**Work to be completed:** Repeat the entries below exactly as they appear, with no pictures.

....................

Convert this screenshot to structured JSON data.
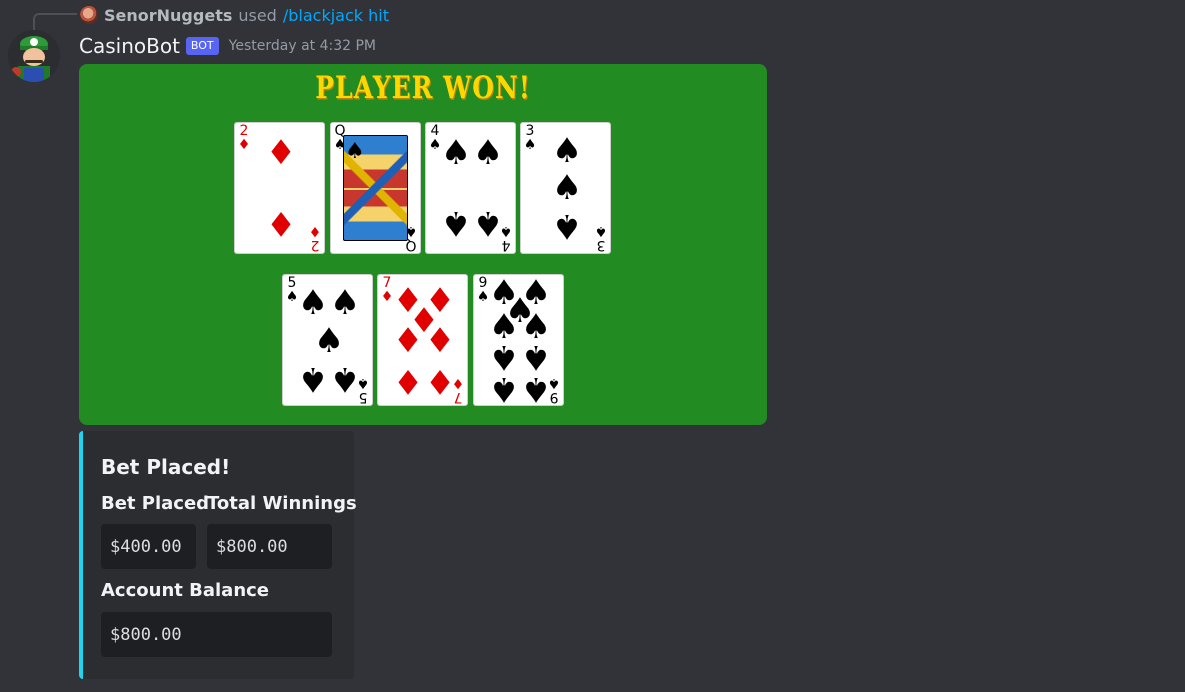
{
  "reply": {
    "username": "SenorNuggets",
    "used_text": "used",
    "command": "/blackjack hit"
  },
  "message": {
    "author": "CasinoBot",
    "badge": "BOT",
    "timestamp": "Yesterday at 4:32 PM"
  },
  "game": {
    "result": "PLAYER WON!",
    "table_color": "#228b22",
    "dealer_cards": [
      {
        "rank": "2",
        "suit": "♦",
        "color": "red"
      },
      {
        "rank": "Q",
        "suit": "♠",
        "color": "black"
      },
      {
        "rank": "4",
        "suit": "♠",
        "color": "black"
      },
      {
        "rank": "3",
        "suit": "♠",
        "color": "black"
      }
    ],
    "player_cards": [
      {
        "rank": "5",
        "suit": "♠",
        "color": "black"
      },
      {
        "rank": "7",
        "suit": "♦",
        "color": "red"
      },
      {
        "rank": "9",
        "suit": "♠",
        "color": "black"
      }
    ]
  },
  "embed": {
    "accent_color": "#22d3ee",
    "title": "Bet Placed!",
    "bet_placed_label": "Bet Placed",
    "bet_placed_value": "$400.00",
    "total_winnings_label": "Total Winnings",
    "total_winnings_value": "$800.00",
    "account_balance_label": "Account Balance",
    "account_balance_value": "$800.00"
  }
}
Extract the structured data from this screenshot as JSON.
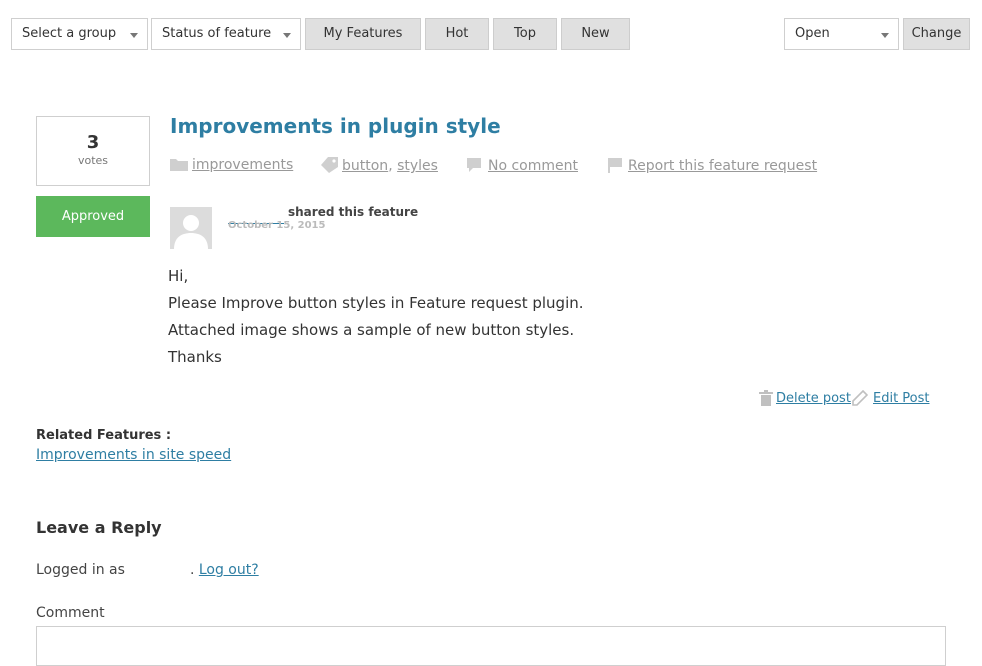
{
  "toolbar": {
    "group_select": "Select a group",
    "status_select": "Status of feature",
    "my_features": "My Features",
    "hot": "Hot",
    "top": "Top",
    "new": "New",
    "open_select": "Open",
    "change": "Change"
  },
  "feature": {
    "votes_count": "3",
    "votes_label": "votes",
    "status": "Approved",
    "title": "Improvements in plugin style",
    "category": "improvements",
    "tags": [
      "button",
      "styles"
    ],
    "comments": "No comment",
    "report": "Report this feature request",
    "shared_text": "shared this feature",
    "date": "October 15, 2015",
    "body": [
      "Hi,",
      "Please Improve button styles in Feature request plugin.",
      "Attached image shows a sample of new button styles.",
      "Thanks"
    ],
    "delete_post": "Delete post",
    "edit_post": "Edit Post"
  },
  "related": {
    "title": "Related Features :",
    "items": [
      "Improvements in site speed"
    ]
  },
  "reply": {
    "title": "Leave a Reply",
    "logged_in_as": "Logged in as",
    "logout": "Log out?",
    "comment_label": "Comment"
  },
  "colors": {
    "accent": "#2e7ea3",
    "approved": "#5cb85c",
    "button_bg": "#e0e0e0"
  },
  "icons": [
    "folder-icon",
    "tag-icon",
    "comment-icon",
    "flag-icon",
    "avatar-icon",
    "trash-icon",
    "pencil-icon",
    "chevron-down-icon"
  ]
}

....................

**Worked solution:**
Convert this screenshot to structured JSON data.
{
  "reply": {
    "username": "SenorNuggets",
    "used_text": "used",
    "command": "/blackjack hit"
  },
  "message": {
    "author": "CasinoBot",
    "badge": "BOT",
    "timestamp": "Yesterday at 4:32 PM"
  },
  "game": {
    "result": "PLAYER WON!",
    "table_color": "#228b22",
    "dealer_cards": [
      {
        "rank": "2",
        "suit": "♦",
        "color": "red"
      },
      {
        "rank": "Q",
        "suit": "♠",
        "color": "black"
      },
      {
        "rank": "4",
        "suit": "♠",
        "color": "black"
      },
      {
        "rank": "3",
        "suit": "♠",
        "color": "black"
      }
    ],
    "player_cards": [
      {
        "rank": "5",
        "suit": "♠",
        "color": "black"
      },
      {
        "rank": "7",
        "suit": "♦",
        "color": "red"
      },
      {
        "rank": "9",
        "suit": "♠",
        "color": "black"
      }
    ]
  },
  "embed": {
    "accent_color": "#22d3ee",
    "title": "Bet Placed!",
    "bet_placed_label": "Bet Placed",
    "bet_placed_value": "$400.00",
    "total_winnings_label": "Total Winnings",
    "total_winnings_value": "$800.00",
    "account_balance_label": "Account Balance",
    "account_balance_value": "$800.00"
  }
}
Extract the structured data from this screenshot as JSON.
{
  "toolbar": {
    "group_select": "Select a group",
    "status_select": "Status of feature",
    "my_features": "My Features",
    "hot": "Hot",
    "top": "Top",
    "new": "New",
    "open_select": "Open",
    "change": "Change"
  },
  "feature": {
    "votes_count": "3",
    "votes_label": "votes",
    "status": "Approved",
    "title": "Improvements in plugin style",
    "category": "improvements",
    "tags": [
      "button",
      "styles"
    ],
    "comments": "No comment",
    "report": "Report this feature request",
    "shared_text": "shared this feature",
    "date": "October 15, 2015",
    "body": [
      "Hi,",
      "Please Improve button styles in Feature request plugin.",
      "Attached image shows a sample of new button styles.",
      "Thanks"
    ],
    "delete_post": "Delete post",
    "edit_post": "Edit Post"
  },
  "related": {
    "title": "Related Features :",
    "items": [
      "Improvements in site speed"
    ]
  },
  "reply": {
    "title": "Leave a Reply",
    "logged_in_as": "Logged in as",
    "logout": "Log out?",
    "comment_label": "Comment"
  },
  "colors": {
    "accent": "#2e7ea3",
    "approved": "#5cb85c",
    "button_bg": "#e0e0e0"
  },
  "icons": [
    "folder-icon",
    "tag-icon",
    "comment-icon",
    "flag-icon",
    "avatar-icon",
    "trash-icon",
    "pencil-icon",
    "chevron-down-icon"
  ]
}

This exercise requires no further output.